Eric Schmidt, Executive Chairman of Google Inc. Photo Guillaume Paumier

In late June Google’s executive chairman, Eric Schmidt, along with three other executives met with Cuban authorities to discuss, in his own words, “promoting a free and open Internet.”

“Over the next decade, approximately five billion people will become connected to the Internet,” wrote Schmidt in an op-ed piece that appeared in the March 11 edition of the New York Times. “The biggest increases will be in societies that, according to the human rights group Freedom House, are severely censored.”

Google executives also met with several Cuban government opponents, such as dissident blogger Yoani Sánchez, who created the first independent media of the island.

“The visit took several months of preparation and it was the first time Google came to Havana to talk about technology and Internet access,” she wrote on her site

Schmidt described the Cuban digital system as “stuck in the 90s,” a byproduct of censorship, imported Chinese infrastructure and the U.S. trade embargo, established in 1960 by President Dwight Eisenhower after Fidel Castro expropriated American companies and properties.

In addition to these historical restrictions, Cuban authorities cite the country’s lacking finances as the reason they want to limit Internet access on the island to universities, research institutes, government agencies or authorized personnel such as some doctors or journalists.

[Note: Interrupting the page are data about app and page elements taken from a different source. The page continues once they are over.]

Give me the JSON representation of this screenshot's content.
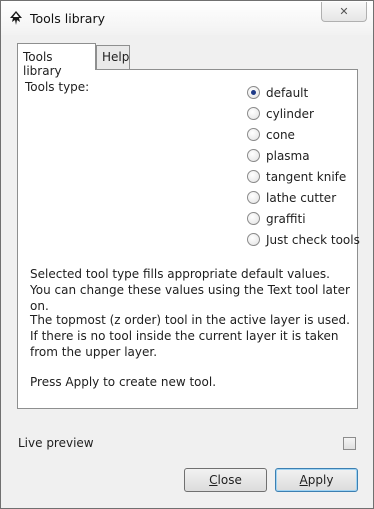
{
  "window": {
    "title": "Tools library",
    "app_icon": "inkscape-icon",
    "close_glyph": "✕"
  },
  "tabs": [
    {
      "label": "Tools library",
      "active": true
    },
    {
      "label": "Help",
      "active": false
    }
  ],
  "panel": {
    "tools_type_label": "Tools type:",
    "options": [
      {
        "label": "default",
        "checked": true
      },
      {
        "label": "cylinder",
        "checked": false
      },
      {
        "label": "cone",
        "checked": false
      },
      {
        "label": "plasma",
        "checked": false
      },
      {
        "label": "tangent knife",
        "checked": false
      },
      {
        "label": "lathe cutter",
        "checked": false
      },
      {
        "label": "graffiti",
        "checked": false
      },
      {
        "label": "Just check tools",
        "checked": false
      }
    ],
    "paragraph_1": "Selected tool type fills appropriate default values. You can change these values using the Text tool later on.",
    "paragraph_2": "The topmost (z order) tool in the active layer is used. If there is no tool inside the current layer it is taken from the upper layer.",
    "paragraph_3": "Press Apply to create new tool."
  },
  "live_preview": {
    "label": "Live preview",
    "checked": false
  },
  "buttons": {
    "close": {
      "first": "C",
      "rest": "lose"
    },
    "apply": {
      "first": "A",
      "rest": "pply"
    }
  }
}
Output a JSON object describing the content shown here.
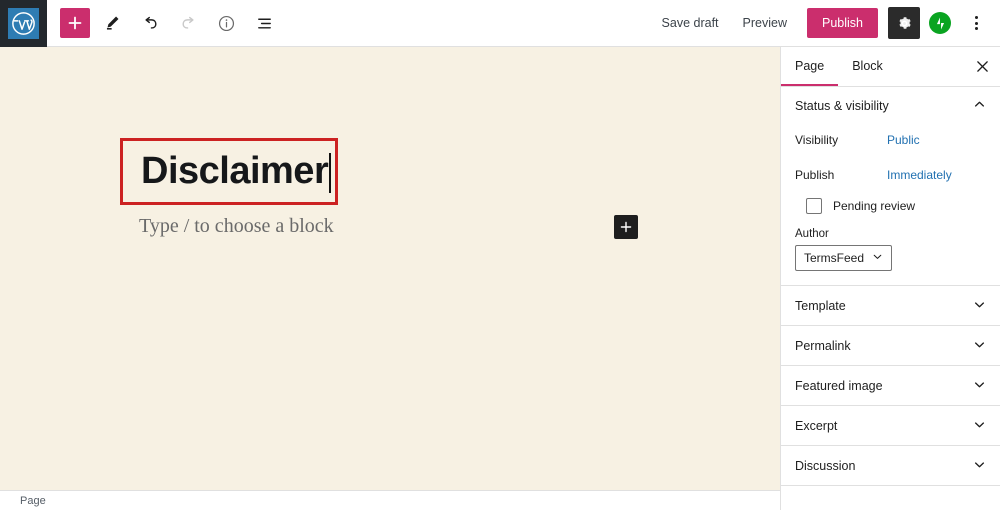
{
  "topbar": {
    "logo_icon": "wordpress-logo-icon",
    "tools": [
      {
        "name": "add-block-button",
        "icon": "plus-icon",
        "label": "+",
        "disabled": false
      },
      {
        "name": "edit-tool-button",
        "icon": "pencil-icon",
        "label": "",
        "disabled": false
      },
      {
        "name": "undo-button",
        "icon": "undo-arrow-icon",
        "label": "",
        "disabled": false
      },
      {
        "name": "redo-button",
        "icon": "redo-arrow-icon",
        "label": "",
        "disabled": true
      },
      {
        "name": "details-button",
        "icon": "info-circle-icon",
        "label": "",
        "disabled": false
      },
      {
        "name": "list-view-button",
        "icon": "list-view-icon",
        "label": "",
        "disabled": false
      }
    ],
    "save_draft_label": "Save draft",
    "preview_label": "Preview",
    "publish_label": "Publish",
    "settings_icon": "gear-icon",
    "jetpack_icon": "jetpack-icon",
    "more_menu_icon": "kebab-menu-icon",
    "accent_color": "#cb2e6d"
  },
  "editor": {
    "title": "Disclaimer",
    "block_placeholder": "Type / to choose a block",
    "inserter_icon": "plus-icon",
    "canvas_color": "#f7f1e3",
    "highlight_color": "#cc2222",
    "statusbar_breadcrumb": "Page"
  },
  "sidebar": {
    "tabs": [
      {
        "label": "Page",
        "active": true
      },
      {
        "label": "Block",
        "active": false
      }
    ],
    "close_icon": "close-icon",
    "status_panel": {
      "title": "Status & visibility",
      "chevron_icon": "chevron-up-icon",
      "visibility_label": "Visibility",
      "visibility_value": "Public",
      "publish_label": "Publish",
      "publish_value": "Immediately",
      "pending_review_label": "Pending review",
      "pending_review_checked": false,
      "author_label": "Author",
      "author_value": "TermsFeed",
      "author_chevron_icon": "chevron-down-icon"
    },
    "panels": [
      {
        "label": "Template",
        "chevron_icon": "chevron-down-icon"
      },
      {
        "label": "Permalink",
        "chevron_icon": "chevron-down-icon"
      },
      {
        "label": "Featured image",
        "chevron_icon": "chevron-down-icon"
      },
      {
        "label": "Excerpt",
        "chevron_icon": "chevron-down-icon"
      },
      {
        "label": "Discussion",
        "chevron_icon": "chevron-down-icon"
      }
    ]
  }
}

However, Amnesty International is calling for freedom of expression for Cuban journalists who are restricted by the constitution. Cuba’s Constitution prohibits private media ownership, and requires correspondents to be active Communist Party members. The process doesn’t just limit journalists physically and intellectually, but hinders the Cuban citizens as well, because these measures obstruct their access to information that isn’t inline with government.